(AI generated) Abstract: In this enlightening talk, Dr. Ning Bao takes us on a journey into the cutting-edge realm of quantum gravity and holography. One of the central enigmas in this field is the "Holographic Entropy Cone," a complex structure that encodes critical information about the fundamental nature of spacetime and quantum entanglement. Dr. Bao will present groundbreaking research that leverages algorithmic speedup techniques to efficiently probe and determine the elusive Holographic Entropy Cone. This innovative approach promises to unravel the mysteries of quantum gravity, shedding new light on the interplay between black holes, quantum field theory, and the holographic principle. Join us in this exploration of algorithmic acceleration as we aim to decipher the secrets hidden within the Holographic Entropy Cone, pushing the boundaries of our understanding of the universe.
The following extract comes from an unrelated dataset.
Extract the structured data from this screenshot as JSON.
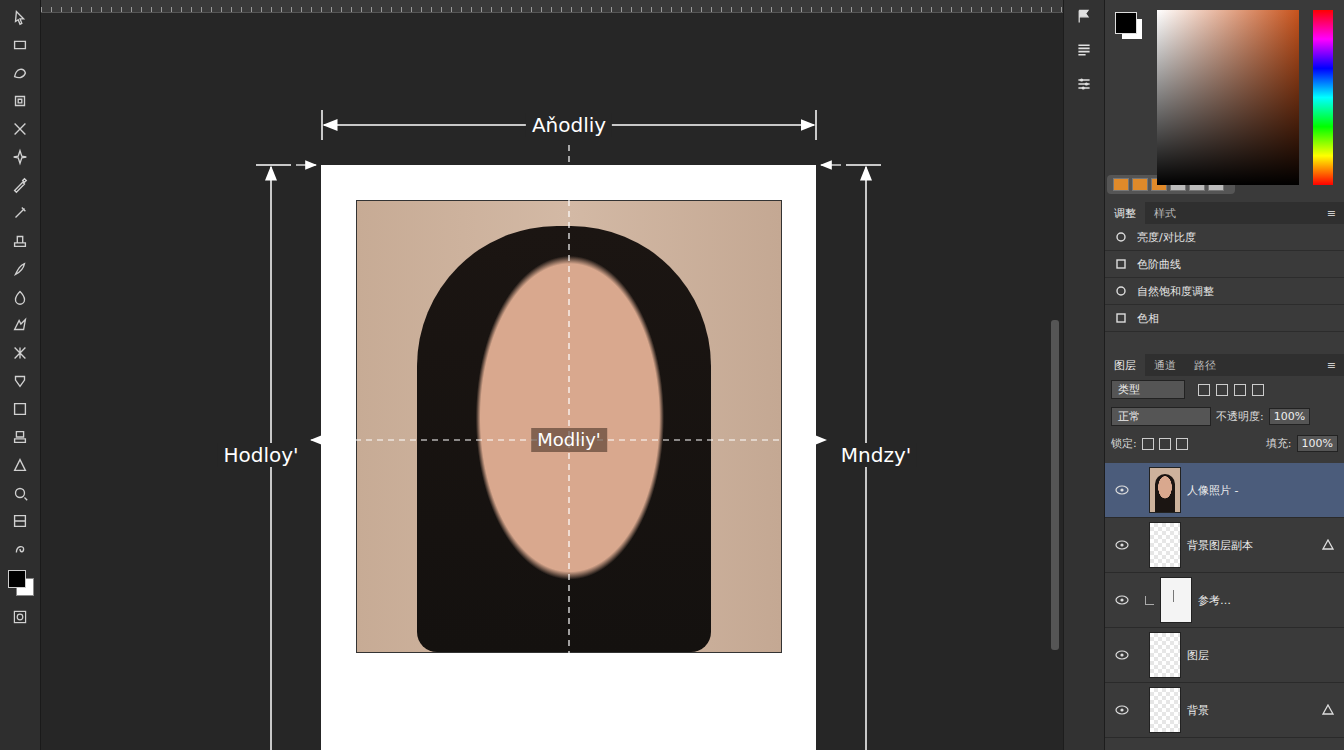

Diandian Wang, Harvard

November 17, 2023

Title: Chaos from pole skipping and shockwaves

Abstract: Pole skipping is an interesting phenomenon that happens in chaotic quantum many body systems, and it can be used to determine the Lyapunov exponent and the butterfly velocity, both important quantifiers of the out-of-time correlator (OTOC). I will talk about a systematic way of deriving pole-skipping conditions for general holographic CFTs dual to classical bulk theories and how to use this framework to derive a few interesting statements including: (1) theories with higher spins generally violate the chaos bound; (2) the butterfly velocity calculated using pole skipping agrees with that calculated using shockwaves for arbitrary higher-derivative gravity coupled to ordinary matter; (3) shockwaves are related to a special type of quasinormal modes. If there is time, I will briefly mention how fermionic fields and gauge fields can be systematically incorporated into the formalism. 
Valérie Bettaque, Brandeis

December 8, 2023

Title: Majorana Clifford Algebras & Stabilizer States

Abstract: In this talk I will present the current state of a mathematical framework used to describe operator strings of Majorana fermions and the associated Clifford algebras in terms of binary vectors and matrices respectively. Special focus will be on the subgroups of those algebras that preserve the commutation relations and fermion parity of the Majorana strings, as they represent sub-ensembles of unitary Clifford operators with additional “local” structure. I will then discuss the implications of this orthogonal structure (which does not arise naturally in the case of Pauli strings) for the construction of Majorana stabilizer states and random circuits, and how this might eventually lead to a class of efficient quantum error correcting codes.

Fabricio Lozano, IFEG and Universidad Nacional de Cordoba

December 15, 2023

Spring 2024 Seminars

January 11, 2024

January 18, 2024

January 25, 2024

Scott Collier, MIT

February 1, 2024

February 8, 2024

February 15, 2024

February Break -- No Seminar

February 22, 2024

Yikun Jiang, Northeastern

February 29, 2024

Yizhi You, Northeastern

March 7, 2024

March 14, 2024

Fabian Ruehle, Northeastern

March 21, 2024

March Break -- No Seminar

March 28, 2024

April 4, 2024

No Seminar

April 11, 2024

April 18, 2024